Our motto at THE/THIRTY has always been to encourage our readers to approach healthy eating at their own pace and in a way that fits with their own lifestyle and preferences. Do what makes you feel good and confident while taking your own health history and what your healthcare professionals recommend into account. We can’t prescribe a set of guidelines for everyone because everyone’s bodies and needs are different. But we’ll give you some inspiration and knowledge from experts to help you make your own decisions.
That said, it’s definitely that time of year when people are trying out new diets and eating plans, so we wanted to get some tips for the ketogenic (keto) diet, specifically, because it’s one of those trendy eating plans that has become so popular and buzzed about in recent years. You might be doing it right now or, at least, considering it.
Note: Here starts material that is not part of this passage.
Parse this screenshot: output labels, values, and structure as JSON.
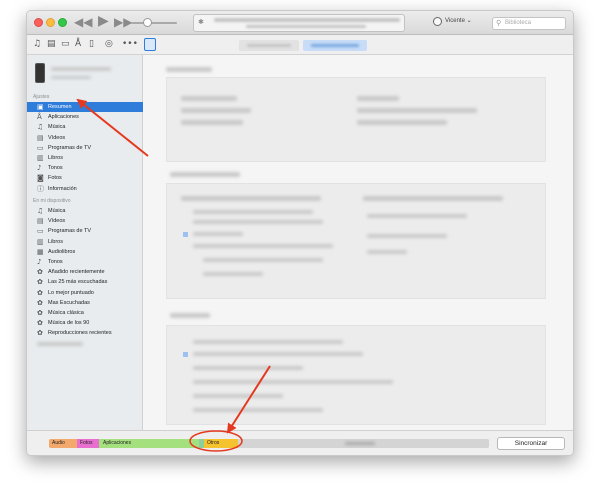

For those who are unfamiliar with keto, it’s a low-carb, high-fat diet that sends your body into a state of ketosis. “In ketosis, the body is efficient at utilizing fat stores for energy,” explains Serena Poon, CN, CHC, CHN, chef, nutritionist, Reiki master, and founder of the Culinary Alchemy program. “There is little research on the long-term effects of a keto diet in healthy adults. On the ketogenic diet, you are restricted from all grains, sugar, and high-starch and high-sugar vegetables and fruits such as potatoes, squash, dates, and bananas. Daily carbohydrate intake for a person on the keto diet is recommended to be 5% of total daily calorie intake.”
While many people see dramatic results with keto, there are some watch-outs you’ll want to be aware of. It limits starchy vegetables, whole grains, and legumes, which are high in fiber. Fiber can help with digestion and lower cholesterol levels. According to Harvard Health, some potential risks include nutrient deficiency, liver and kidney problems, constipation, fuzzy thinking, and mood swings. These are all things to think about and might be worth discussing with your healthcare provider to see if it’s a good option for you.
Poon recommends working with a nutritionist to ensure that you’re getting all the vitamins and minerals your body needs while on the keto diet. “Because vegetables often get overlooked on a keto diet, it is possible to become deficient in the abundant vitamins and minerals that you would receive from a diet that is rich in plant foods,” she explains. “It would be possible to become deficient in folate, vitamin C, vitamin E, magnesium, and more. I recommend continuing to eat as many vegetables and fruits as you can fit into your low-carbohydrate diet to avoid these kinds of deficiencies.”
If you’re trying the keto diet or are seriously considering it, you probably have read up on everything you can and can’t eat. You also might have set up your meal planning, bookmarked recipes, created shopping lists, and more. But if you’re looking for some more inspiration, we asked Poon for some tips on how to snack when you’re on keto. Snacking can be tricky, even when you’re not on a specific diet. I know I tend to go overboard with the chips and sweets, especially when I’m dealing with stress.
So what are some ways you can snack a little smarter? We have some keto-friendly options for you below that don’t suck.